Problem requirements:
Scan the data beneath this task and copy each line that includes "JSON".

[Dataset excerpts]
== Segment start ==

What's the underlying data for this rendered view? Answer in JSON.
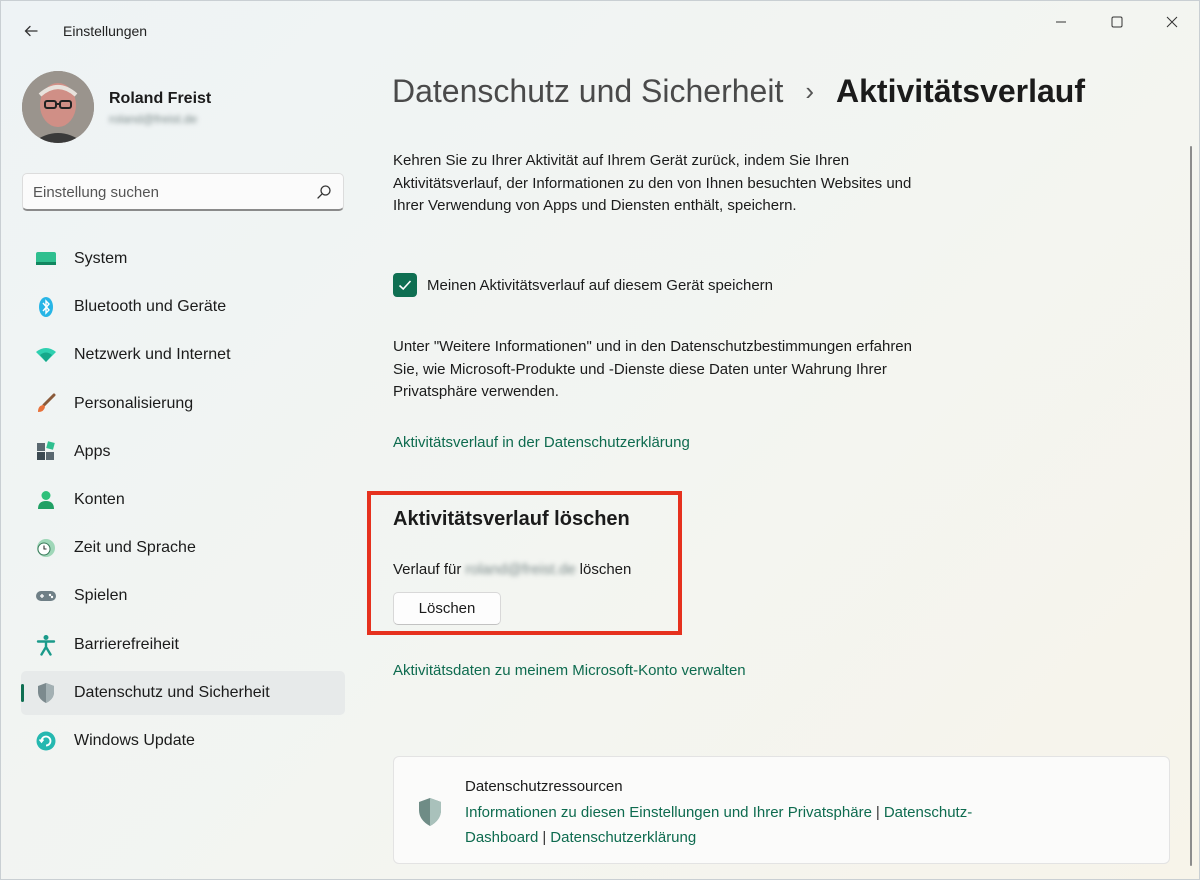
{
  "window": {
    "title": "Einstellungen"
  },
  "user": {
    "name": "Roland Freist",
    "email": "roland@freist.de"
  },
  "search": {
    "placeholder": "Einstellung suchen"
  },
  "sidebar": {
    "items": [
      {
        "label": "System",
        "icon": "monitor-icon"
      },
      {
        "label": "Bluetooth und Geräte",
        "icon": "bluetooth-icon"
      },
      {
        "label": "Netzwerk und Internet",
        "icon": "wifi-icon"
      },
      {
        "label": "Personalisierung",
        "icon": "paintbrush-icon"
      },
      {
        "label": "Apps",
        "icon": "apps-icon"
      },
      {
        "label": "Konten",
        "icon": "person-icon"
      },
      {
        "label": "Zeit und Sprache",
        "icon": "clock-globe-icon"
      },
      {
        "label": "Spielen",
        "icon": "gamepad-icon"
      },
      {
        "label": "Barrierefreiheit",
        "icon": "accessibility-icon"
      },
      {
        "label": "Datenschutz und Sicherheit",
        "icon": "shield-icon",
        "active": true
      },
      {
        "label": "Windows Update",
        "icon": "update-icon"
      }
    ]
  },
  "main": {
    "breadcrumb": {
      "parent": "Datenschutz und Sicherheit",
      "separator": "›",
      "current": "Aktivitätsverlauf"
    },
    "intro": "Kehren Sie zu Ihrer Aktivität auf Ihrem Gerät zurück, indem Sie Ihren Aktivitätsverlauf, der Informationen zu den von Ihnen besuchten Websites und Ihrer Verwendung von Apps und Diensten enthält, speichern.",
    "checkbox": {
      "label": "Meinen Aktivitätsverlauf auf diesem Gerät speichern",
      "checked": true
    },
    "info": "Unter \"Weitere Informationen\" und in den Datenschutzbestimmungen erfahren Sie, wie Microsoft-Produkte und -Dienste diese Daten unter Wahrung Ihrer Privatsphäre verwenden.",
    "privacy_link": "Aktivitätsverlauf in der Datenschutzerklärung",
    "clear_section": {
      "title": "Aktivitätsverlauf löschen",
      "text_prefix": "Verlauf für",
      "text_email": "roland@freist.de",
      "text_suffix": "löschen",
      "button": "Löschen"
    },
    "account_link": "Aktivitätsdaten zu meinem Microsoft-Konto verwalten",
    "resources": {
      "title": "Datenschutzressourcen",
      "links": [
        "Informationen zu diesen Einstellungen und Ihrer Privatsphäre",
        "Datenschutz-Dashboard",
        "Datenschutzerklärung"
      ],
      "separator": "|"
    }
  },
  "colors": {
    "accent": "#0f6f52",
    "link": "#0e6b4f",
    "highlight": "#e6311e"
  }
}
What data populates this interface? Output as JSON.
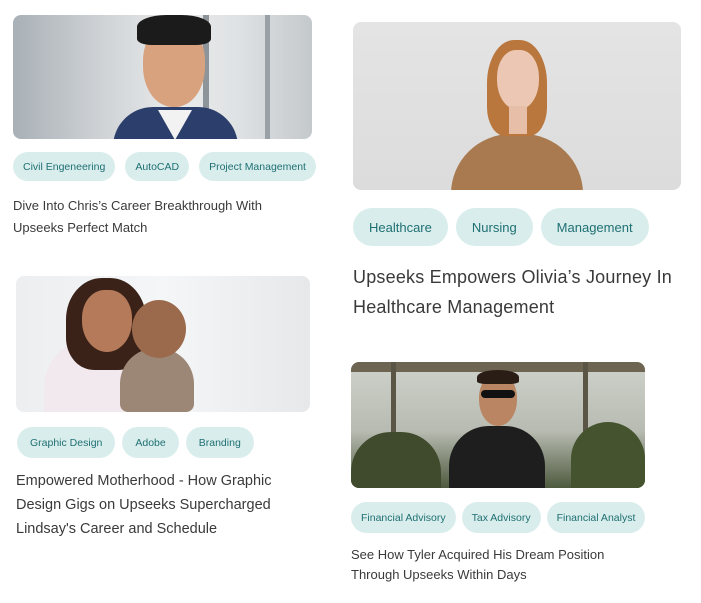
{
  "cards": [
    {
      "tags": [
        "Civil Engeneering",
        "AutoCAD",
        "Project Management"
      ],
      "title": "Dive Into Chris’s Career Breakthrough With Upseeks Perfect Match"
    },
    {
      "tags": [
        "Healthcare",
        "Nursing",
        "Management"
      ],
      "title": "Upseeks Empowers Olivia’s Journey In Healthcare Management"
    },
    {
      "tags": [
        "Graphic Design",
        "Adobe",
        "Branding"
      ],
      "title": "Empowered Motherhood - How Graphic Design Gigs on Upseeks Supercharged Lindsay's Career and Schedule"
    },
    {
      "tags": [
        "Financial Advisory",
        "Tax Advisory",
        "Financial Analyst"
      ],
      "title": "See How Tyler Acquired His Dream Position Through Upseeks Within Days"
    }
  ],
  "colors": {
    "tag_background": "#d9eeec",
    "tag_text": "#1f6f73",
    "title_text": "#3a3a3a"
  }
}
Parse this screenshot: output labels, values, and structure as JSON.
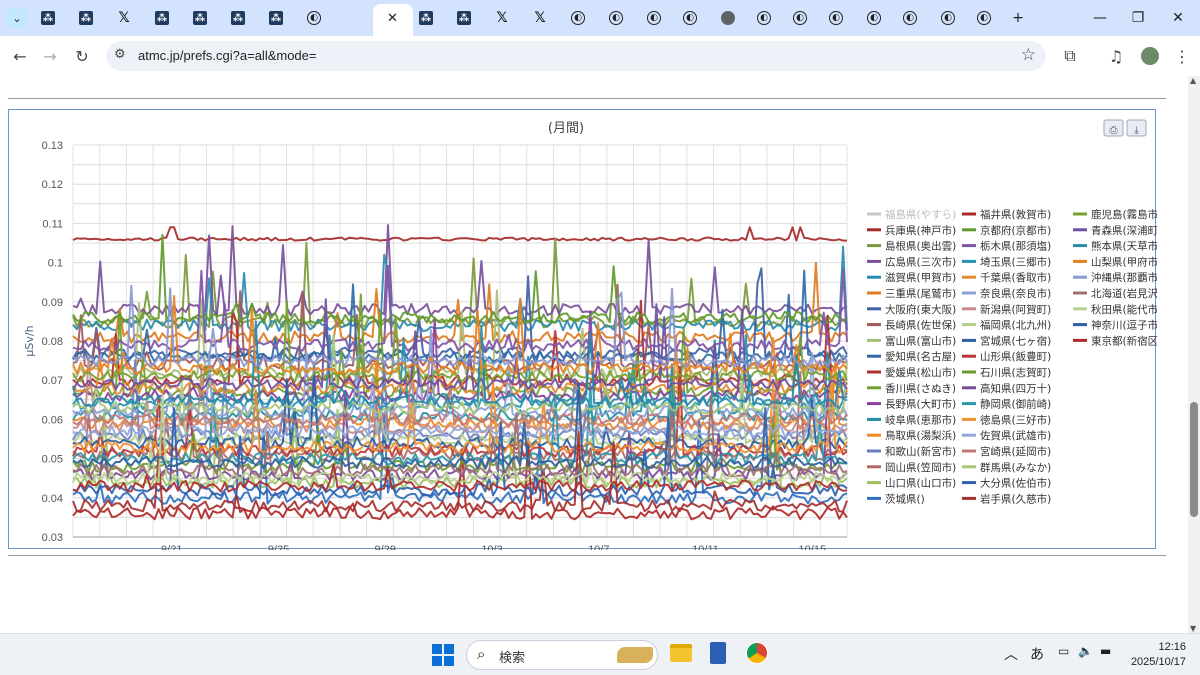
{
  "browser": {
    "tabs": [
      {
        "icon": "site"
      },
      {
        "icon": "site"
      },
      {
        "icon": "x"
      },
      {
        "icon": "site"
      },
      {
        "icon": "site"
      },
      {
        "icon": "site"
      },
      {
        "icon": "site"
      },
      {
        "icon": "circle"
      },
      {
        "icon": "active"
      },
      {
        "icon": "site"
      },
      {
        "icon": "site"
      },
      {
        "icon": "site"
      },
      {
        "icon": "x"
      },
      {
        "icon": "x"
      },
      {
        "icon": "circle"
      },
      {
        "icon": "circle"
      },
      {
        "icon": "circle"
      },
      {
        "icon": "circle"
      },
      {
        "icon": "globe"
      },
      {
        "icon": "circle"
      },
      {
        "icon": "circle"
      },
      {
        "icon": "circle"
      },
      {
        "icon": "circle"
      },
      {
        "icon": "circle"
      },
      {
        "icon": "circle"
      },
      {
        "icon": "circle"
      }
    ],
    "url": "atmc.jp/prefs.cgi?a=all&mode="
  },
  "chart_data": {
    "type": "line",
    "title": "(月間)",
    "ylabel": "μSv/h",
    "ylim": [
      0.03,
      0.13
    ],
    "yticks": [
      "0.13",
      "0.12",
      "0.11",
      "0.1",
      "0.09",
      "0.08",
      "0.07",
      "0.06",
      "0.05",
      "0.04",
      "0.03"
    ],
    "xticks": [
      "9/21",
      "9/25",
      "9/29",
      "10/3",
      "10/7",
      "10/11",
      "10/15"
    ],
    "grid": true,
    "legend_position": "right",
    "series": [
      {
        "name": "福島県(やすら)",
        "color": "#c8c8c8",
        "base": null
      },
      {
        "name": "兵庫県(神戸市)",
        "color": "#a52a2a",
        "base": 0.106
      },
      {
        "name": "島根県(奥出雲)",
        "color": "#7b9a3a",
        "base": 0.085
      },
      {
        "name": "広島県(三次市)",
        "color": "#7a4f9a",
        "base": 0.088
      },
      {
        "name": "滋賀県(甲賀市)",
        "color": "#2a8ab0",
        "base": 0.084
      },
      {
        "name": "三重県(尾鷲市)",
        "color": "#e07b1f",
        "base": 0.081
      },
      {
        "name": "大阪府(東大阪)",
        "color": "#3e5fa6",
        "base": 0.077
      },
      {
        "name": "長崎県(佐世保)",
        "color": "#a05a5a",
        "base": 0.074
      },
      {
        "name": "富山県(富山市)",
        "color": "#a8bf7a",
        "base": 0.072
      },
      {
        "name": "愛知県(名古屋)",
        "color": "#2e6aa8",
        "base": 0.076
      },
      {
        "name": "愛媛県(松山市)",
        "color": "#b03030",
        "base": 0.07
      },
      {
        "name": "香川県(さぬき)",
        "color": "#6f9f2f",
        "base": 0.067
      },
      {
        "name": "長野県(大町市)",
        "color": "#8a3f9f",
        "base": 0.066
      },
      {
        "name": "岐阜県(恵那市)",
        "color": "#1f8fa0",
        "base": 0.061
      },
      {
        "name": "鳥取県(湯梨浜)",
        "color": "#f08a24",
        "base": 0.059
      },
      {
        "name": "和歌山(新宮市)",
        "color": "#6a7fc0",
        "base": 0.056
      },
      {
        "name": "岡山県(笠岡市)",
        "color": "#b06a6a",
        "base": 0.051
      },
      {
        "name": "山口県(山口市)",
        "color": "#9ac060",
        "base": 0.044
      },
      {
        "name": "茨城県()",
        "color": "#2f70c0",
        "base": 0.04
      },
      {
        "name": "福井県(敦賀市)",
        "color": "#b02828",
        "base": 0.036
      },
      {
        "name": "京都府(京都市)",
        "color": "#5f9a2a",
        "base": 0.086
      },
      {
        "name": "栃木県(那須塩)",
        "color": "#7f55a8",
        "base": 0.079
      },
      {
        "name": "埼玉県(三郷市)",
        "color": "#2594b0",
        "base": 0.064
      },
      {
        "name": "千葉県(香取市)",
        "color": "#e48a2e",
        "base": 0.068
      },
      {
        "name": "奈良県(奈良市)",
        "color": "#8aa0d8",
        "base": 0.062
      },
      {
        "name": "新潟県(阿賀町)",
        "color": "#c88a8a",
        "base": 0.058
      },
      {
        "name": "福岡県(北九州)",
        "color": "#b5cc8a",
        "base": 0.055
      },
      {
        "name": "宮城県(七ヶ宿)",
        "color": "#2a5fa0",
        "base": 0.054
      },
      {
        "name": "山形県(飯豊町)",
        "color": "#b83838",
        "base": 0.052
      },
      {
        "name": "石川県(志賀町)",
        "color": "#6a9a30",
        "base": 0.048
      },
      {
        "name": "高知県(四万十)",
        "color": "#7a4a98",
        "base": 0.046
      },
      {
        "name": "静岡県(御前崎)",
        "color": "#2a98a8",
        "base": 0.05
      },
      {
        "name": "徳島県(三好市)",
        "color": "#f09030",
        "base": 0.053
      },
      {
        "name": "佐賀県(武雄市)",
        "color": "#90a8d8",
        "base": 0.057
      },
      {
        "name": "宮崎県(延岡市)",
        "color": "#c07878",
        "base": 0.06
      },
      {
        "name": "群馬県(みなか)",
        "color": "#a8c878",
        "base": 0.063
      },
      {
        "name": "大分県(佐伯市)",
        "color": "#2f60b0",
        "base": 0.042
      },
      {
        "name": "岩手県(久慈市)",
        "color": "#a83030",
        "base": 0.038
      },
      {
        "name": "鹿児島(霧島市)",
        "color": "#77a030",
        "base": 0.071
      },
      {
        "name": "青森県(深浦町)",
        "color": "#6f4f9f",
        "base": 0.069
      },
      {
        "name": "熊本県(天草市)",
        "color": "#2888a8",
        "base": 0.065
      },
      {
        "name": "山梨県(甲府市)",
        "color": "#e88020",
        "base": 0.073
      },
      {
        "name": "沖縄県(那覇市)",
        "color": "#8a98d0",
        "base": 0.075
      },
      {
        "name": "北海道(岩見沢)",
        "color": "#a07070",
        "base": 0.047
      },
      {
        "name": "秋田県(能代市)",
        "color": "#b8d090",
        "base": 0.045
      },
      {
        "name": "神奈川(逗子市)",
        "color": "#3060a0",
        "base": 0.049
      },
      {
        "name": "東京都(新宿区)",
        "color": "#b02c2c",
        "base": 0.043
      }
    ]
  },
  "taskbar": {
    "search_placeholder": "検索",
    "time": "12:16",
    "date": "2025/10/17",
    "ime": "あ"
  }
}
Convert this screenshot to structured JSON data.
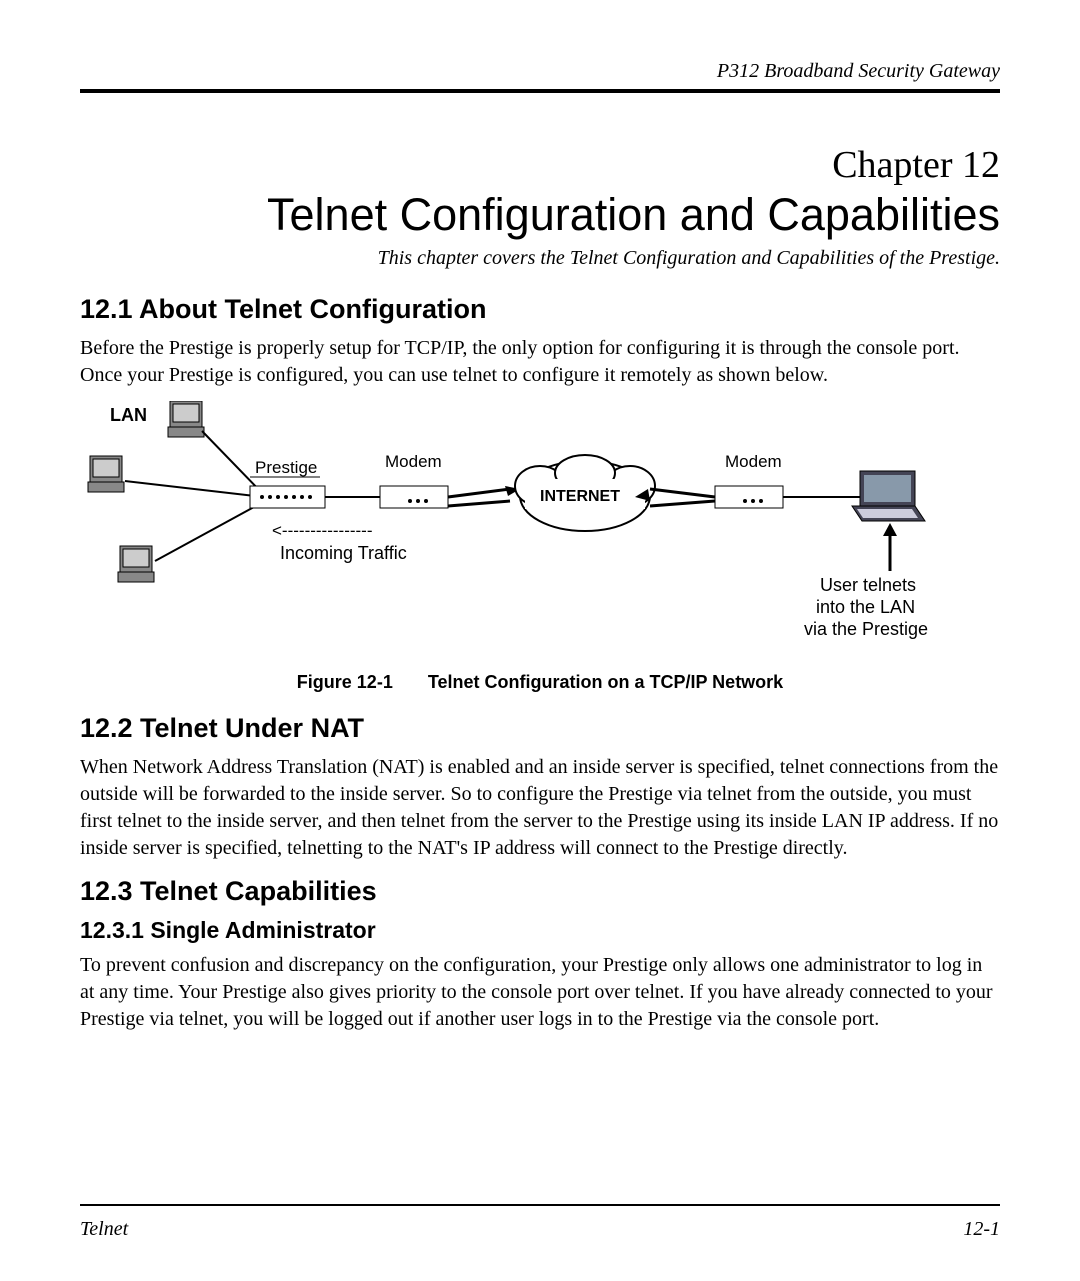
{
  "header": {
    "product": "P312  Broadband Security Gateway"
  },
  "chapter": {
    "label": "Chapter 12",
    "title": "Telnet Configuration and Capabilities",
    "subtitle": "This chapter covers the Telnet Configuration and Capabilities of the Prestige."
  },
  "sections": {
    "s1": {
      "heading": "12.1   About Telnet Configuration",
      "body": "Before the Prestige is properly setup for TCP/IP, the only option for configuring it is through the console port. Once your Prestige is configured, you can use telnet to configure it remotely as shown below."
    },
    "figure": {
      "caption_prefix": "Figure 12-1",
      "caption_text": "Telnet Configuration on a TCP/IP Network",
      "labels": {
        "lan": "LAN",
        "prestige": "Prestige",
        "modem_left": "Modem",
        "modem_right": "Modem",
        "internet": "INTERNET",
        "incoming_arrow": "<----------------",
        "incoming": "Incoming Traffic",
        "user1": "User telnets",
        "user2": "into the LAN",
        "user3": "via the Prestige"
      }
    },
    "s2": {
      "heading": "12.2  Telnet Under NAT",
      "body": "When Network Address Translation (NAT) is enabled and an inside server is specified, telnet connections from the outside will be forwarded to the inside server. So to configure the Prestige via telnet from the outside, you must first telnet to the inside server, and then telnet from the server to the Prestige using its inside LAN IP address. If no inside server is specified, telnetting to the NAT's IP address will connect to the Prestige directly."
    },
    "s3": {
      "heading": "12.3   Telnet Capabilities",
      "sub1_heading": "12.3.1 Single Administrator",
      "sub1_body": "To prevent confusion and discrepancy on the configuration, your Prestige only allows one administrator to log in at any time. Your Prestige also gives priority to the console port over telnet. If you have already connected to your Prestige via telnet, you will be logged out if another user logs in to the Prestige via the console port."
    }
  },
  "footer": {
    "left": "Telnet",
    "right": "12-1"
  }
}
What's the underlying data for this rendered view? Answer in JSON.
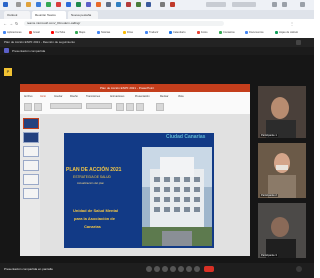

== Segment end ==

Output:
What's the underlying data for this rendered view? Answer in JSON.
What data populates this interface? Output as JSON.
Parse this screenshot: output labels, values, and structure as JSON.
Convert this screenshot to structured JSON data.
What's the underlying data for this rendered view? Answer in JSON.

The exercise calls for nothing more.